- _YOUR ASSIGNMENT_
Identify all lines below that hold "sobre" and collect them.

Interface dataset entries:
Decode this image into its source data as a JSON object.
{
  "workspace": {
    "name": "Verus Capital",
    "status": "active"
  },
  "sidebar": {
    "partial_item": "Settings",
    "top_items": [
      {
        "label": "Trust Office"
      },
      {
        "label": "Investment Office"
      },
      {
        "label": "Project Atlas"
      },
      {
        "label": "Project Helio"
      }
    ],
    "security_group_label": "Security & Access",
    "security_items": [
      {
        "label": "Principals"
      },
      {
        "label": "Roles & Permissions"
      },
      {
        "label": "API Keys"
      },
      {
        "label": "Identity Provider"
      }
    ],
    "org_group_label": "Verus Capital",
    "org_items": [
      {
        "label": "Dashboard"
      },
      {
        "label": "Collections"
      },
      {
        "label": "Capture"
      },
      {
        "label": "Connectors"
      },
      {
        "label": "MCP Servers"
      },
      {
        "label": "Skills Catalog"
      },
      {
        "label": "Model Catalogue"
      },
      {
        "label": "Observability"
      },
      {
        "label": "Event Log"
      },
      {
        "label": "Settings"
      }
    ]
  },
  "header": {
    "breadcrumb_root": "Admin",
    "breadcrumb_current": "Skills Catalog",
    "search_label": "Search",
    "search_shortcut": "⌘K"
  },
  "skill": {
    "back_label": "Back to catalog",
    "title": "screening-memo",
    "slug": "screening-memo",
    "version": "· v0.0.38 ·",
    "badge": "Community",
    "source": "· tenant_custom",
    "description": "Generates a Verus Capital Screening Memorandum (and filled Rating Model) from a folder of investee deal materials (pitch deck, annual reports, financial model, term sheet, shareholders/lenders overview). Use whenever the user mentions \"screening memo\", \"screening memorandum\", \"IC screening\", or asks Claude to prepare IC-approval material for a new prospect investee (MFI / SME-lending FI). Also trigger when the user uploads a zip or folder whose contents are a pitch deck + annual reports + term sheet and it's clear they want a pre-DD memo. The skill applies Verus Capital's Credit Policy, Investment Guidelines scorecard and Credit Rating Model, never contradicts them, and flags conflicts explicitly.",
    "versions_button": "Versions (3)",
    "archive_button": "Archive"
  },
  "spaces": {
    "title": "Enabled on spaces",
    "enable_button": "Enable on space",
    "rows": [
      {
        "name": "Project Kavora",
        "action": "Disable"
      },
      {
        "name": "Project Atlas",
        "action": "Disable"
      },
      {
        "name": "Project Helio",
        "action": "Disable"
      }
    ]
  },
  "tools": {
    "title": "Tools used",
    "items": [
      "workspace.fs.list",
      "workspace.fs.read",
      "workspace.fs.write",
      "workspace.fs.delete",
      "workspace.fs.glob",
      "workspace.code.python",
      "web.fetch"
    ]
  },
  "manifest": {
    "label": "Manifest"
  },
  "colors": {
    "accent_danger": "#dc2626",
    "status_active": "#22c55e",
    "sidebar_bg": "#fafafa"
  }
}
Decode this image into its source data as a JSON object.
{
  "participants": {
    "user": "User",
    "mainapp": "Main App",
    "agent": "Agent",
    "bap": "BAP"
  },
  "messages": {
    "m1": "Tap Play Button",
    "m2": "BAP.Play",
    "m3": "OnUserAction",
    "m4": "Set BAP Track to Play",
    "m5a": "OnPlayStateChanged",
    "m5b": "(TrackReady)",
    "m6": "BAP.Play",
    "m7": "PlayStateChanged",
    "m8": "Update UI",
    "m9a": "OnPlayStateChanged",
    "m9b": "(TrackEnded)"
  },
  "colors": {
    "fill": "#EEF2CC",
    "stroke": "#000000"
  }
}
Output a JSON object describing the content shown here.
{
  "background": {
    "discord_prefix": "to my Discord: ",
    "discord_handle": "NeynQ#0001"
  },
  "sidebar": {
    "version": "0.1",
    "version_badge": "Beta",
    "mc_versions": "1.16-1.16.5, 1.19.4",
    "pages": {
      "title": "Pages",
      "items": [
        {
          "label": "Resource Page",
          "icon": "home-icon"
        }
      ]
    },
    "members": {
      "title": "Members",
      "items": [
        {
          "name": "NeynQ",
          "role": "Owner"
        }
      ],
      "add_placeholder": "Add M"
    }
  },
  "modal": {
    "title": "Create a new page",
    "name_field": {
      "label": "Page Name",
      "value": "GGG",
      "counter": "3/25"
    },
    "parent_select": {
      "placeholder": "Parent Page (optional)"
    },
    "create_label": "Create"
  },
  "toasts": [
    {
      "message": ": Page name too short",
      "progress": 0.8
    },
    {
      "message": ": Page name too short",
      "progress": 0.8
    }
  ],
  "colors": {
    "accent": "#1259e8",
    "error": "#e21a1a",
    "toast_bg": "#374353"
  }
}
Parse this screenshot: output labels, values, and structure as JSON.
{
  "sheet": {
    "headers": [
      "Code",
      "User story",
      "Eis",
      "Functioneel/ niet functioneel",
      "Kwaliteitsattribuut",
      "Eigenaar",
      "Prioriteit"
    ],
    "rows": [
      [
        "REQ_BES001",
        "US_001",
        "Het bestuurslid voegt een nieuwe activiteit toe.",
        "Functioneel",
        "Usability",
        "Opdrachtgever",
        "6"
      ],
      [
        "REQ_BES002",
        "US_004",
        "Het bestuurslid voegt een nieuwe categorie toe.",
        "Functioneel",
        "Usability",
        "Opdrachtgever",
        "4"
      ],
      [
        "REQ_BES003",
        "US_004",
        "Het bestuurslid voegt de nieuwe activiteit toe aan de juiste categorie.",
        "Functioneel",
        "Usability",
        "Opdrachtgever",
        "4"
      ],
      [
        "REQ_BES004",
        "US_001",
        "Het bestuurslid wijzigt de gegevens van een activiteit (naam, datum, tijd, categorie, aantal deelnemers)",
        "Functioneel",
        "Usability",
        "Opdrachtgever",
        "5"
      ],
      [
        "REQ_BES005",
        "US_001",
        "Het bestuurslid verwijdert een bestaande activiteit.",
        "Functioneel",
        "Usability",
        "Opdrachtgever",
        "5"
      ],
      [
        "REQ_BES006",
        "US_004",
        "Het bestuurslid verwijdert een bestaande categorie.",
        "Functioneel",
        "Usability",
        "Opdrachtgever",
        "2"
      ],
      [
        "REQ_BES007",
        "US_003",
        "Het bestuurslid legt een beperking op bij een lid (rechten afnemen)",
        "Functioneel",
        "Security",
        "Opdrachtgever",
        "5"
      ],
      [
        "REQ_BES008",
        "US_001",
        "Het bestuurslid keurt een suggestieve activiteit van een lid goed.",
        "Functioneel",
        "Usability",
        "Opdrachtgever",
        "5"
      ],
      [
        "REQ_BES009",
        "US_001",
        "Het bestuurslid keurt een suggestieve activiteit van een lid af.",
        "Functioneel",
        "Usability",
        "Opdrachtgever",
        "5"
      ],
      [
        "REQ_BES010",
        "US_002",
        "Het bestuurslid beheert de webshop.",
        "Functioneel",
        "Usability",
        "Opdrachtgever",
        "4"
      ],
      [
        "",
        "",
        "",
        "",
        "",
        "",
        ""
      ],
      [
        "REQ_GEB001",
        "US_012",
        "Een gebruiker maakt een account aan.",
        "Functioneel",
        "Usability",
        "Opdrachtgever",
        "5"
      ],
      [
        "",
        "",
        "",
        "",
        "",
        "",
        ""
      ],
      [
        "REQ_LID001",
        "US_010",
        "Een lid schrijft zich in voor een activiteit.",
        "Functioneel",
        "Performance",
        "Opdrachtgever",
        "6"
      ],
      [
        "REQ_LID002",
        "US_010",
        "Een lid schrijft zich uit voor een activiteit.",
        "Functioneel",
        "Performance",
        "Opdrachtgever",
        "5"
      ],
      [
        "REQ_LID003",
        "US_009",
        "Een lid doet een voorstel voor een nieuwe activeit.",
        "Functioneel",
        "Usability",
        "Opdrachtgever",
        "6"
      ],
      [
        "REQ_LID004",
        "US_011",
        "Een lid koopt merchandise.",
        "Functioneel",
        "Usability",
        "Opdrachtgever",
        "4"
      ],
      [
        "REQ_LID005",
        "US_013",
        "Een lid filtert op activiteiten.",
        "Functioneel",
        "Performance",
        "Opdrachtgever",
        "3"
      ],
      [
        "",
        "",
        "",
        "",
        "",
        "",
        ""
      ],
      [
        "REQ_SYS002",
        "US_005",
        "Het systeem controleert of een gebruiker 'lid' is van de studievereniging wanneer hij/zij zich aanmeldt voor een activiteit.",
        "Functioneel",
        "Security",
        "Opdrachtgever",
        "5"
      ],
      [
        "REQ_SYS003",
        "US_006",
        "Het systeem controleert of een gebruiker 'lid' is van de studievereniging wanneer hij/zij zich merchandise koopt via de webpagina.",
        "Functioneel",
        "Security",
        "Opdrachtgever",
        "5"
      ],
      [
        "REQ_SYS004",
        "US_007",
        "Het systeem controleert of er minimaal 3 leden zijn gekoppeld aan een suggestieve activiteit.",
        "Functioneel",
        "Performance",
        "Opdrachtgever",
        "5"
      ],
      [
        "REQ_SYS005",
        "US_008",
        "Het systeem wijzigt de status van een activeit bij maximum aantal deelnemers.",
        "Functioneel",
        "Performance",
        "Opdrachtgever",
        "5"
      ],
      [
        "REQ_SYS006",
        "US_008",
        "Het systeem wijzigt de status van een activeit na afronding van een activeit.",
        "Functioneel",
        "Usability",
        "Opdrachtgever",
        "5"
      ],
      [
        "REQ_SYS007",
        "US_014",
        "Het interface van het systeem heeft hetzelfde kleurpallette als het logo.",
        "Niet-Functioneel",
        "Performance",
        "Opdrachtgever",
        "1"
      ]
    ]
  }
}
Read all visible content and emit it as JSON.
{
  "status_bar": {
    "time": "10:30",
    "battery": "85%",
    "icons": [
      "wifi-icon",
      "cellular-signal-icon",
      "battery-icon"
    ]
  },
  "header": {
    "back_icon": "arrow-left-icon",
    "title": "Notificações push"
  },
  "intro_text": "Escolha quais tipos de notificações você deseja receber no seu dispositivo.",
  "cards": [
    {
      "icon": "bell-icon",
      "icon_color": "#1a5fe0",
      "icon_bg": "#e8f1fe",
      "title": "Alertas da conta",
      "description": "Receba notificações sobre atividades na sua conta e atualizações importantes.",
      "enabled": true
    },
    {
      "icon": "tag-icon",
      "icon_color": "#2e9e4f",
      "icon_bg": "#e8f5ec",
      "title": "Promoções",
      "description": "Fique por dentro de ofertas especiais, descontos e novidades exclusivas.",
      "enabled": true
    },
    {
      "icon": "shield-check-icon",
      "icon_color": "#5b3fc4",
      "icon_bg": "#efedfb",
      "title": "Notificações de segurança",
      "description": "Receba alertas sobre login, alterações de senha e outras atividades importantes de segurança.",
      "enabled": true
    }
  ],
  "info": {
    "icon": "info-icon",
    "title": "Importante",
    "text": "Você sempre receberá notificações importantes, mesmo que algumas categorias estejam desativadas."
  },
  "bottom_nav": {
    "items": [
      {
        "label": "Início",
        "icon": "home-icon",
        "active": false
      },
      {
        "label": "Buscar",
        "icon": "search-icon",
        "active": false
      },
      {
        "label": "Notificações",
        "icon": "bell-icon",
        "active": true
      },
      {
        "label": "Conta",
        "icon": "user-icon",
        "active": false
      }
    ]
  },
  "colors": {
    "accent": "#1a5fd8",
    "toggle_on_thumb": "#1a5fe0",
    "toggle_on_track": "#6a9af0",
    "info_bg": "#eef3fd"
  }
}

- _YOUR SOLUTION_
      "description": "Receba notificações sobre atividades na sua conta e atualizações importantes.",
      "description": "Receba alertas sobre login, alterações de senha e outras atividades importantes de segurança.",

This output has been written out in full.